What is being asked:
Only the pictures should be left out; write out all other data exactly.

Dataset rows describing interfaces
---*---
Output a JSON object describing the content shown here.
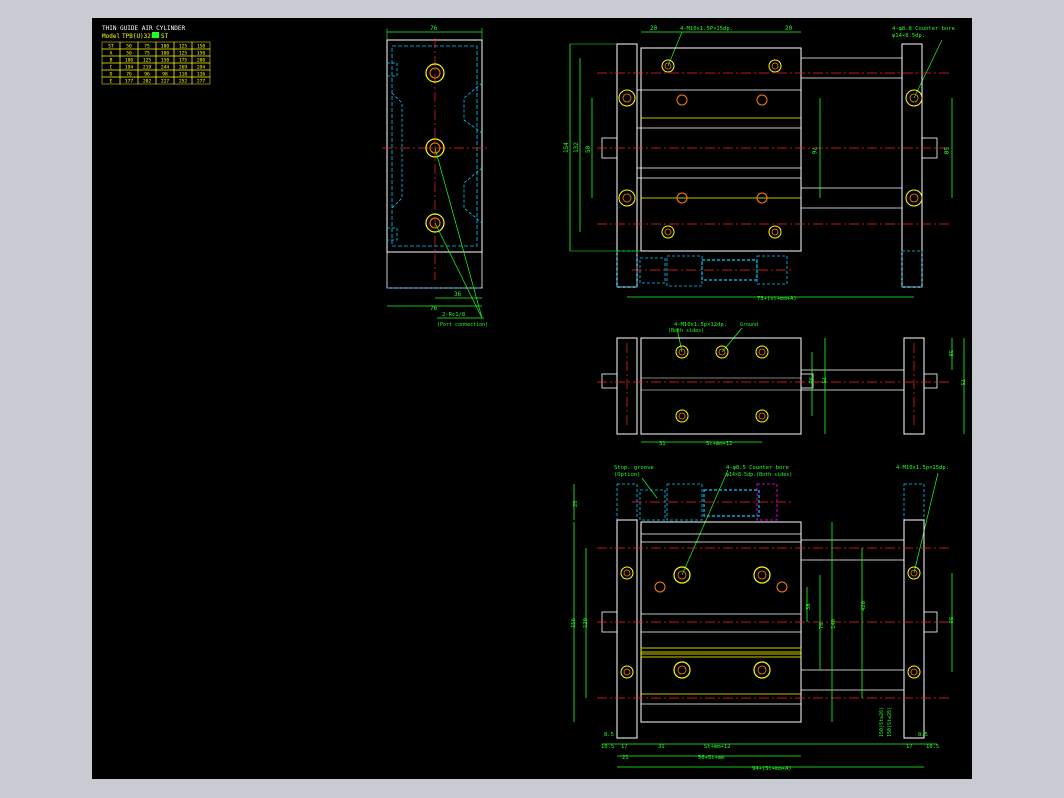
{
  "colors": {
    "background": "#000000",
    "frame": "#c8ccd2",
    "outline": "#ffffff",
    "centerline": "#ff2020",
    "hidden": "#00c8ff",
    "dimension": "#20ff20",
    "hole": "#ffff00",
    "hole_inner": "#ff8000",
    "highlight": "#ff00ff",
    "table": "#ffff00"
  },
  "title_block": {
    "title": "THIN GUIDE AIR CYLINDER",
    "model_label": "Model",
    "model_value": "TPB(U)32×",
    "model_suffix": "ST",
    "header": [
      "ST",
      "50",
      "75",
      "100",
      "125",
      "150"
    ],
    "rows": [
      [
        "A",
        "50",
        "75",
        "100",
        "125",
        "150"
      ],
      [
        "B",
        "100",
        "125",
        "150",
        "175",
        "200"
      ],
      [
        "C",
        "194",
        "219",
        "244",
        "269",
        "294"
      ],
      [
        "D",
        "76",
        "96",
        "98",
        "110",
        "136"
      ],
      [
        "E",
        "177",
        "202",
        "227",
        "252",
        "277"
      ]
    ]
  },
  "side_view": {
    "dim_width_top": "76",
    "dim_width_bottom": "76",
    "dim_offset": "36",
    "port_label": "2-Rc1/8",
    "port_note": "(Port connection)"
  },
  "top_view": {
    "dim_left": "20",
    "dim_right": "20",
    "tap_note": "4-M10x1.5P×15dp.",
    "counter_note_1": "4-φ8.8 Counter bore",
    "counter_note_2": "φ14×8.5dp.",
    "dim_154": "154",
    "dim_132": "132",
    "dim_50": "50",
    "dim_76": "76",
    "dim_50_right": "50",
    "dim_bottom": "73+(st+mm+A)"
  },
  "mid_view": {
    "tap_note": "4-M10x1.5p×12dp.",
    "tap_sub": "(Both sides)",
    "ground_note": "Ground",
    "dim_31": "31",
    "dim_st": "St+mm+12",
    "dim_30": "30",
    "dim_75": "75",
    "dim_38": "38",
    "dim_75_right": "75"
  },
  "front_view": {
    "stop_note_1": "Stop. groove",
    "stop_note_2": "(Option)",
    "cb_note_1": "4-φ8.5 Counter bore",
    "cb_note_2": "φ14×8.5dp.(Both sides)",
    "tap_note": "4-M10x1.5p×15dp.",
    "dim_25": "25",
    "dim_156": "156",
    "dim_120": "120",
    "dim_38": "38",
    "dim_76": "76",
    "dim_140": "140",
    "dim_420": "420",
    "dim_80": "80",
    "dim_8_5_left": "8.5",
    "dim_10_5_left": "10.5",
    "dim_17_left": "17",
    "dim_21": "21",
    "dim_31": "31",
    "dim_st": "St+mm+12",
    "dim_56": "56+St+mm",
    "dim_17_right": "17",
    "dim_10_5_right": "10.5",
    "dim_8_5_right": "8.5",
    "dim_total": "94+(St+mm+A)",
    "vertical_note_1": "150(St≥26)",
    "vertical_note_2": "150(St≤25)"
  }
}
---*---
Written response:
Output a JSON object describing the content shown here.
{
  "colors": {
    "background": "#000000",
    "frame": "#c8ccd2",
    "outline": "#ffffff",
    "centerline": "#ff2020",
    "hidden": "#00c8ff",
    "dimension": "#20ff20",
    "hole": "#ffff00",
    "hole_inner": "#ff8000",
    "highlight": "#ff00ff",
    "table": "#ffff00"
  },
  "title_block": {
    "title": "THIN GUIDE AIR CYLINDER",
    "model_label": "Model",
    "model_value": "TPB(U)32×",
    "model_suffix": "ST",
    "header": [
      "ST",
      "50",
      "75",
      "100",
      "125",
      "150"
    ],
    "rows": [
      [
        "A",
        "50",
        "75",
        "100",
        "125",
        "150"
      ],
      [
        "B",
        "100",
        "125",
        "150",
        "175",
        "200"
      ],
      [
        "C",
        "194",
        "219",
        "244",
        "269",
        "294"
      ],
      [
        "D",
        "76",
        "96",
        "98",
        "110",
        "136"
      ],
      [
        "E",
        "177",
        "202",
        "227",
        "252",
        "277"
      ]
    ]
  },
  "side_view": {
    "dim_width_top": "76",
    "dim_width_bottom": "76",
    "dim_offset": "36",
    "port_label": "2-Rc1/8",
    "port_note": "(Port connection)"
  },
  "top_view": {
    "dim_left": "20",
    "dim_right": "20",
    "tap_note": "4-M10x1.5P×15dp.",
    "counter_note_1": "4-φ8.8 Counter bore",
    "counter_note_2": "φ14×8.5dp.",
    "dim_154": "154",
    "dim_132": "132",
    "dim_50": "50",
    "dim_76": "76",
    "dim_50_right": "50",
    "dim_bottom": "73+(st+mm+A)"
  },
  "mid_view": {
    "tap_note": "4-M10x1.5p×12dp.",
    "tap_sub": "(Both sides)",
    "ground_note": "Ground",
    "dim_31": "31",
    "dim_st": "St+mm+12",
    "dim_30": "30",
    "dim_75": "75",
    "dim_38": "38",
    "dim_75_right": "75"
  },
  "front_view": {
    "stop_note_1": "Stop. groove",
    "stop_note_2": "(Option)",
    "cb_note_1": "4-φ8.5 Counter bore",
    "cb_note_2": "φ14×8.5dp.(Both sides)",
    "tap_note": "4-M10x1.5p×15dp.",
    "dim_25": "25",
    "dim_156": "156",
    "dim_120": "120",
    "dim_38": "38",
    "dim_76": "76",
    "dim_140": "140",
    "dim_420": "420",
    "dim_80": "80",
    "dim_8_5_left": "8.5",
    "dim_10_5_left": "10.5",
    "dim_17_left": "17",
    "dim_21": "21",
    "dim_31": "31",
    "dim_st": "St+mm+12",
    "dim_56": "56+St+mm",
    "dim_17_right": "17",
    "dim_10_5_right": "10.5",
    "dim_8_5_right": "8.5",
    "dim_total": "94+(St+mm+A)",
    "vertical_note_1": "150(St≥26)",
    "vertical_note_2": "150(St≤25)"
  }
}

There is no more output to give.